Step 1: Prepare your Vinyl floor surface for cleaning.
Always make sure that your floor surface is free from dust, mud, and other contaminants before cleaning. You can start by sweeping the floor using a broom or a vacuum cleaner. Pay special attention to areas under pieces of furniture, corners, and other hard-to-reach surfaces.
It’s never a good idea to use soap and water to clean a vinyl floor. The soap contains oils that easily attract dirt and might make the situation worse.
Step 2: Clean your floor with vinegar.
Vinegar is one of the best products to use when cleaning a vinyl floor. Apple Cider vinegar can provide you with additional disinfectant benefits that leave your floor surface squeaky clean.
Mix one cup of vinegar with a gallon of hot water and gently mop your floor. You can use a soft nylon scrubbing brush to work on tile joints and other spaces between your flooring. Most dirt particles remain on the adhesive material and might accumulate over time. As you clean, you might find stubborn stains such as ketchup, grape juice, ink markings, etc. Deal and remove each stain with an appropriate cleaning agent before proceeding to the next phase.
It’s a good idea to mop the floor a second time using the vinegar-hot water combination before allowing your floor to dry. Pay special attention to potential areas of interest like baseboards and corners to ensure that the surfaces are completely free from dirt and other stains before you move on to the rest of the house.
Step 3: Give your floor time to dry.
Once you are sure that everything is clean, always remember to give your floor enough time to dry. You can also open your windows and allow for sufficient airflow within your house before allowing others to enter.
How to prevent dirt on textured vinyl floors
Cleaning your vinyl flooring should always be a last resort. It’s better to take precautions to prevent dirt and other impurities from affecting the quality of your floor surface.
You can start by placing a doormat on high traffic entry points such as your doorways to safeguard against dirt and mud. Most doormats are reasonably inexpensive and include many different patterns and models suitable for indoor use.
Some heavy pieces of furniture might also damage the quality of your flooring and might cause tears, cracks, and other undesired effects. When moving such objects, you can use plywood and planks to safeguard against scratch marks, creases, etc. You can also use vinyl coasters to prevent indentation, which can also affect your flooring negatively.
Create a routine when cleaning your vinyl flooring.
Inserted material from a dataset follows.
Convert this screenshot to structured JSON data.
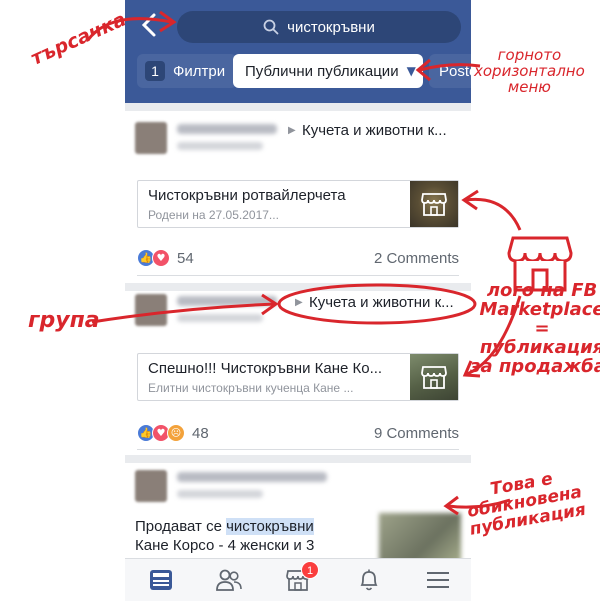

Most vinyl floors don’t require regular attention, but dirt accumulation can cause your vinyl to lose value over time. You might have to sweep your floor frequently to prevent dirt from accumulating on tile joints and other hard-to-reach places.